The articles in this issue explore the twin aspects of information technology's role in homeland security. In "Matchbox: Secure Data Sharing," Goldman and Valdez address the difficult challenge of sharing, mining, and aggregating sensitive information from multiple sources while preserving the secrecy, privacy, legal, and business constraints associated with that information. The main challenge here is to convince information owners — all who have an interest in protecting the information — that the data-aggregation system and process is designed in a manner that prevents abuse.
While many authors have designed expensive multiparty cryptographic protocols for specific instances of this problem, the Matchbox approach utilizes the programmable IBM 4758 crypto coprocessor, whose bootstrap code and physical security have been validated at FIPS 140-1, level 4. This coprocessor provides a secure environment within which information sharing can be strictly controlled according to rules specified by a digital contract among information owners. The coprocessor's active tamper-responding technology guarantees that sensitive information and cryptographic keys are safe even in hostile environments, and its remote-attestation capability provides assurance to concerned parties that they're communicating with the real device executing a software stack they trust.
In "Adaptive Cyberdefense for Survival and Intrusion Tolerance," Atighetchi et al. deal with the important problem of designing critical distributed infrastructure to be survivable and intrusion-tolerant. The core approach in this article involves enabling applications — using a toolkit developed for the DARPA Applications that Participate in their Own Defense (APOD) project plus aspect-oriented techniques and middleware — to respond to attacks based on application-specific defensive strategies. This strategy typically integrates a variety of defensive mechanisms and tactics such as replication, attack containment, firewalls, network-based intrusion-detection systems, and so on.
Challenges and Future Work
The link between IT and homeland security is relatively new, and the pros and cons of many technical proposals are yet undetermined. It remains unclear, for example, how effective information-aggregation and mining will be in practice. Will the technology be resilient enough to withstand attacks during critical times? Similarly, approaches to creating a resilient infrastructure without trusted, high-assurance components are yet unproven. This is a major concern as developers increasingly use standard commercial products for building critical infrastructure, but only a few IT components have been developed to meet high assurance standards.
Michael Reiter is a professor of Electrical & Computer Engineering and Computer Science at Carnegie Mellon University. His research interests include all areas of computer and communications security and distributed computing. Reiter received an MSc and a PhD in computer science from Cornell University. Contact him at email@example.com.

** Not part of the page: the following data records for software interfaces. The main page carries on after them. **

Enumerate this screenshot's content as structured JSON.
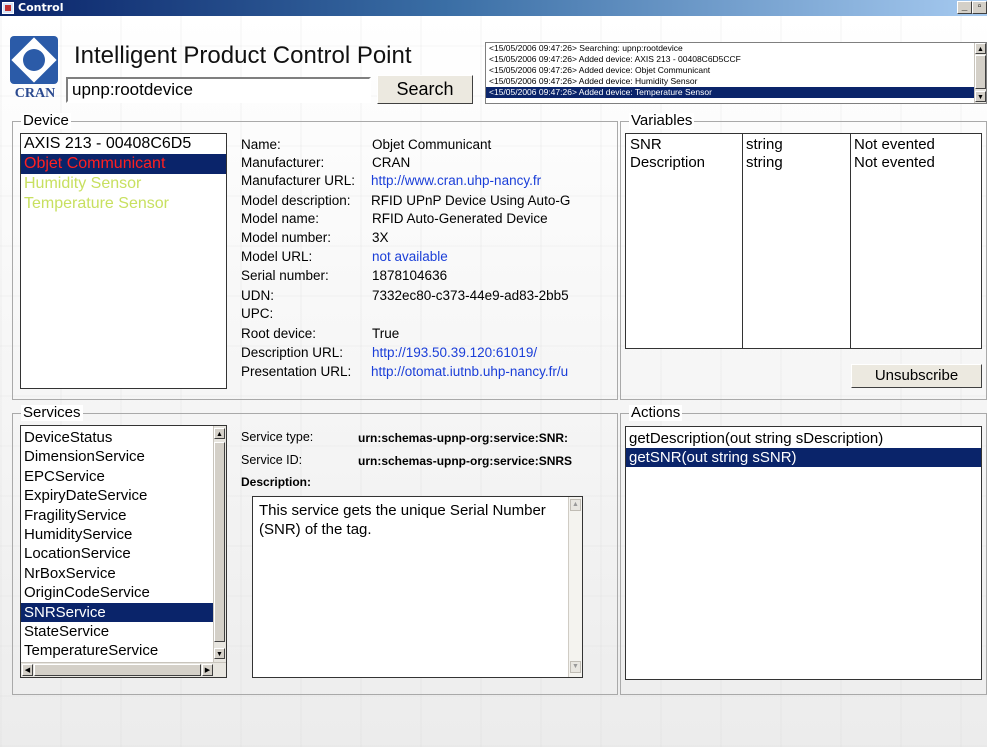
{
  "window": {
    "title": "Control"
  },
  "header": {
    "logo_text": "CRAN",
    "app_title": "Intelligent Product Control Point",
    "search": {
      "value": "upnp:rootdevice"
    },
    "search_button": "Search"
  },
  "log": {
    "lines": [
      "<15/05/2006 09:47:26> Searching: upnp:rootdevice",
      "<15/05/2006 09:47:26> Added device: AXIS 213 - 00408C6D5CCF",
      "<15/05/2006 09:47:26> Added device: Objet Communicant",
      "<15/05/2006 09:47:26> Added device: Humidity Sensor",
      "<15/05/2006 09:47:26> Added device: Temperature Sensor"
    ]
  },
  "device": {
    "group_title": "Device",
    "items": [
      {
        "label": "AXIS 213 - 00408C6D5",
        "color": "#000000"
      },
      {
        "label": "Objet Communicant",
        "color": "#ff2020"
      },
      {
        "label": "Humidity Sensor",
        "color": "#c8e060"
      },
      {
        "label": "Temperature Sensor",
        "color": "#c8e060"
      }
    ],
    "properties": [
      {
        "label": "Name:",
        "value": "Objet Communicant"
      },
      {
        "label": "Manufacturer:",
        "value": "CRAN"
      },
      {
        "label": "Manufacturer URL:",
        "value": "http://www.cran.uhp-nancy.fr"
      },
      {
        "label": "Model description:",
        "value": "RFID UPnP Device Using Auto-G"
      },
      {
        "label": "Model name:",
        "value": "RFID Auto-Generated Device"
      },
      {
        "label": "Model number:",
        "value": "3X"
      },
      {
        "label": "Model URL:",
        "value": "not available"
      },
      {
        "label": "Serial number:",
        "value": "1878104636"
      },
      {
        "label": "UDN:",
        "value": "7332ec80-c373-44e9-ad83-2bb5"
      },
      {
        "label": "UPC:",
        "value": ""
      },
      {
        "label": "Root device:",
        "value": "True"
      },
      {
        "label": "Description URL:",
        "value": "http://193.50.39.120:61019/"
      },
      {
        "label": "Presentation URL:",
        "value": "http://otomat.iutnb.uhp-nancy.fr/u"
      }
    ]
  },
  "variables": {
    "group_title": "Variables",
    "rows": [
      {
        "name": "SNR",
        "type": "string",
        "evented": "Not evented"
      },
      {
        "name": "Description",
        "type": "string",
        "evented": "Not evented"
      }
    ],
    "unsubscribe_button": "Unsubscribe"
  },
  "services": {
    "group_title": "Services",
    "items": [
      "DeviceStatus",
      "DimensionService",
      "EPCService",
      "ExpiryDateService",
      "FragilityService",
      "HumidityService",
      "LocationService",
      "NrBoxService",
      "OriginCodeService",
      "SNRService",
      "StateService",
      "TemperatureService"
    ],
    "selected_index": 9,
    "service_type_label": "Service type:",
    "service_type_value": "urn:schemas-upnp-org:service:SNR:",
    "service_id_label": "Service ID:",
    "service_id_value": "urn:schemas-upnp-org:service:SNRS",
    "description_label": "Description:",
    "description_text": "This service gets the unique Serial Number (SNR) of the tag."
  },
  "actions": {
    "group_title": "Actions",
    "items": [
      "getDescription(out string sDescription)",
      "getSNR(out string sSNR)"
    ],
    "selected_index": 1
  }
}
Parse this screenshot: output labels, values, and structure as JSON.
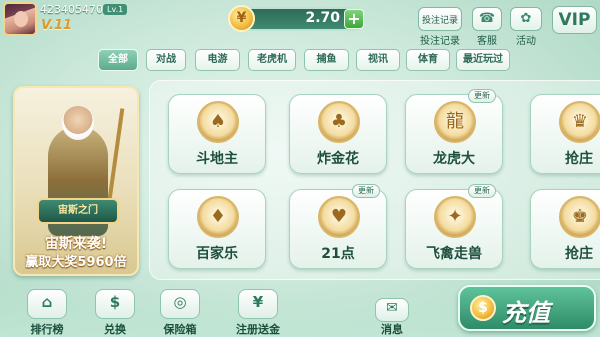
{
  "user": {
    "id": "423405470",
    "level": "Lv.1",
    "vip": "V.11"
  },
  "wallet": {
    "balance": "2.70",
    "coin_symbol": "¥",
    "add_symbol": "+"
  },
  "top_actions": [
    {
      "label": "投注记录",
      "icon": "document-icon"
    },
    {
      "label": "客服",
      "icon": "headset-icon"
    },
    {
      "label": "活动",
      "icon": "gift-icon"
    }
  ],
  "vip_button": "VIP",
  "categories": [
    "全部",
    "对战",
    "电游",
    "老虎机",
    "捕鱼",
    "视讯",
    "体育",
    "最近玩过"
  ],
  "promo": {
    "logo_text": "宙斯之门",
    "line1": "宙斯来袭!",
    "line2": "赢取大奖5960倍"
  },
  "games": [
    {
      "label": "斗地主",
      "icon": "♠",
      "new": ""
    },
    {
      "label": "炸金花",
      "icon": "♣",
      "new": ""
    },
    {
      "label": "龙虎大",
      "icon": "龍",
      "new": "更新"
    },
    {
      "label": "抢庄",
      "icon": "♛",
      "new": ""
    },
    {
      "label": "百家乐",
      "icon": "♦",
      "new": ""
    },
    {
      "label": "21点",
      "icon": "♥",
      "new": "更新"
    },
    {
      "label": "飞禽走兽",
      "icon": "✦",
      "new": "更新"
    },
    {
      "label": "抢庄",
      "icon": "♚",
      "new": ""
    }
  ],
  "bottom_nav": [
    {
      "label": "排行榜",
      "icon": "⌂"
    },
    {
      "label": "兑换",
      "icon": "$"
    },
    {
      "label": "保险箱",
      "icon": "◎"
    },
    {
      "label": "注册送金",
      "icon": "¥"
    },
    {
      "label": "消息",
      "icon": "✉"
    }
  ],
  "recharge": {
    "label": "充值",
    "icon": "$"
  }
}
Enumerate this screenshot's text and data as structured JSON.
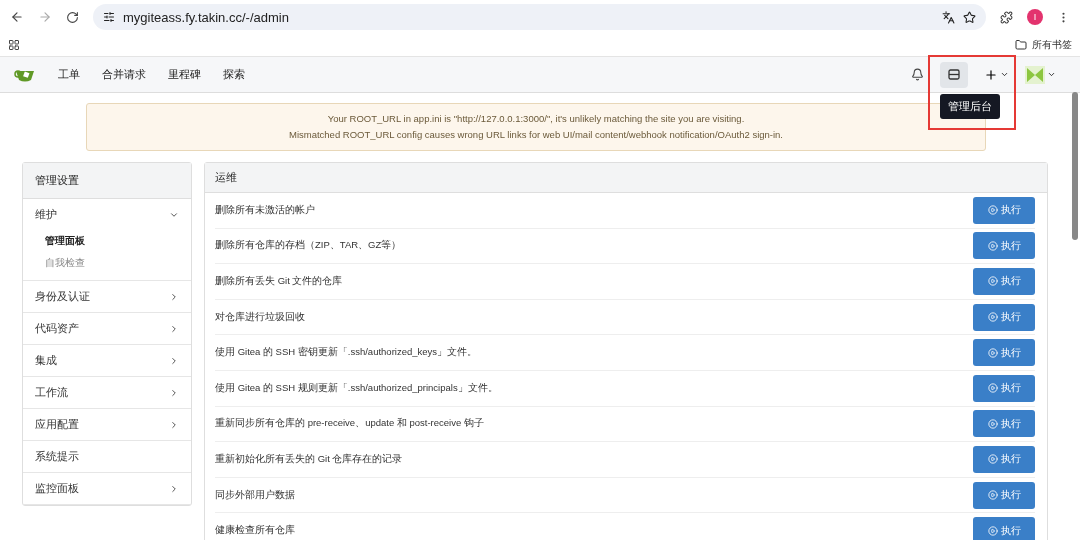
{
  "browser": {
    "url": "mygiteass.fy.takin.cc/-/admin",
    "bookmarks_folder": "所有书签",
    "profile_initial": "I"
  },
  "navbar": {
    "items": [
      {
        "label": "工单"
      },
      {
        "label": "合并请求"
      },
      {
        "label": "里程碑"
      },
      {
        "label": "探索"
      }
    ],
    "admin_tooltip": "管理后台",
    "admin_highlighted": true
  },
  "warning": {
    "lines": [
      "Your ROOT_URL in app.ini is \"http://127.0.0.1:3000/\", it's unlikely matching the site you are visiting.",
      "Mismatched ROOT_URL config causes wrong URL links for web UI/mail content/webhook notification/OAuth2 sign-in."
    ]
  },
  "sidebar": {
    "title": "管理设置",
    "items": [
      {
        "label": "维护",
        "expandable": true,
        "expanded": true,
        "children": [
          {
            "label": "管理面板",
            "selected": true
          },
          {
            "label": "自我检查",
            "selected": false
          }
        ]
      },
      {
        "label": "身份及认证",
        "expandable": true,
        "expanded": false
      },
      {
        "label": "代码资产",
        "expandable": true,
        "expanded": false
      },
      {
        "label": "集成",
        "expandable": true,
        "expanded": false
      },
      {
        "label": "工作流",
        "expandable": true,
        "expanded": false
      },
      {
        "label": "应用配置",
        "expandable": true,
        "expanded": false
      },
      {
        "label": "系统提示",
        "expandable": false
      },
      {
        "label": "监控面板",
        "expandable": true,
        "expanded": false
      }
    ]
  },
  "tasks": {
    "title": "运维",
    "rows": [
      {
        "label": "删除所有未激活的帐户",
        "action": "执行"
      },
      {
        "label": "删除所有仓库的存档（ZIP、TAR、GZ等）",
        "action": "执行"
      },
      {
        "label": "删除所有丢失 Git 文件的仓库",
        "action": "执行"
      },
      {
        "label": "对仓库进行垃圾回收",
        "action": "执行"
      },
      {
        "label": "使用 Gitea 的 SSH 密钥更新「.ssh/authorized_keys」文件。",
        "action": "执行"
      },
      {
        "label": "使用 Gitea 的 SSH 规则更新「.ssh/authorized_principals」文件。",
        "action": "执行"
      },
      {
        "label": "重新同步所有仓库的 pre-receive、update 和 post-receive 钩子",
        "action": "执行"
      },
      {
        "label": "重新初始化所有丢失的 Git 仓库存在的记录",
        "action": "执行"
      },
      {
        "label": "同步外部用户数据",
        "action": "执行"
      },
      {
        "label": "健康检查所有仓库",
        "action": "执行"
      }
    ]
  }
}
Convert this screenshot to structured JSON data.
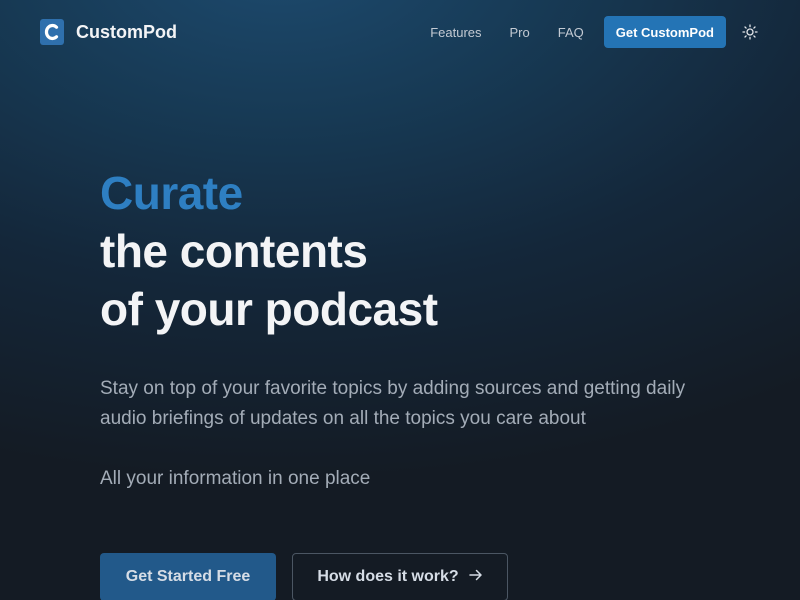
{
  "nav": {
    "brand": "CustomPod",
    "links": [
      "Features",
      "Pro",
      "FAQ"
    ],
    "cta": "Get CustomPod",
    "theme_icon": "sun-icon"
  },
  "hero": {
    "line1": "Curate",
    "line2": "the contents",
    "line3": "of your podcast",
    "lead": "Stay on top of your favorite topics by adding sources and getting daily audio briefings of updates on all the topics you care about",
    "sub": "All your information in one place"
  },
  "cta": {
    "primary": "Get Started Free",
    "secondary": "How does it work?",
    "secondary_icon": "arrow-right-icon"
  },
  "colors": {
    "accent": "#2e7fc2",
    "button": "#2474b5",
    "background": "#141b24"
  }
}
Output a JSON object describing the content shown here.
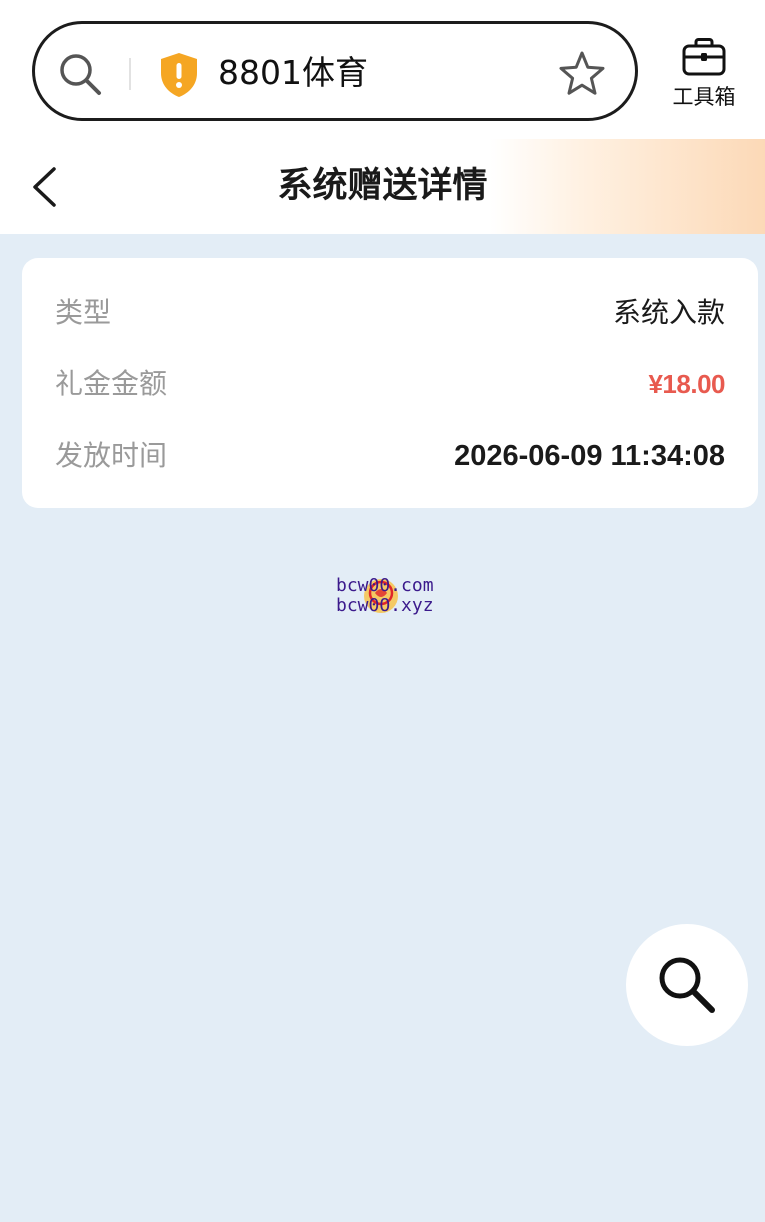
{
  "browser": {
    "url_text": "8801体育",
    "toolbox_label": "工具箱"
  },
  "header": {
    "title": "系统赠送详情"
  },
  "detail": {
    "rows": [
      {
        "label": "类型",
        "value": "系统入款"
      },
      {
        "label": "礼金金额",
        "value": "¥18.00"
      },
      {
        "label": "发放时间",
        "value": "2026-06-09 11:34:08"
      }
    ]
  },
  "watermark": {
    "line1": "bcw00.com",
    "line2": "bcw0O.xyz"
  },
  "icons": {
    "url_search": "search-icon",
    "url_security": "shield-warning-icon",
    "bookmark": "star-icon",
    "toolbox": "toolbox-icon",
    "back": "chevron-left-icon",
    "fab_search": "search-icon"
  },
  "colors": {
    "page_background": "#e3edf6",
    "amount_red": "#e85a4f",
    "shield_orange": "#f5a623",
    "header_gradient_end": "#fcd9b7",
    "label_gray": "#9a9a9a"
  }
}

Pankaj Rohatgi is a research staff member in the Internet Security group at the IBM T.J. Watson Research Center. His research interests include applied cryptography, cryptographic engineering, system and network security, privacy, secure system and hardware design. Rohatgi received a PhD in computer science from Cornell University. Contact him at firstname.lastname@example.org.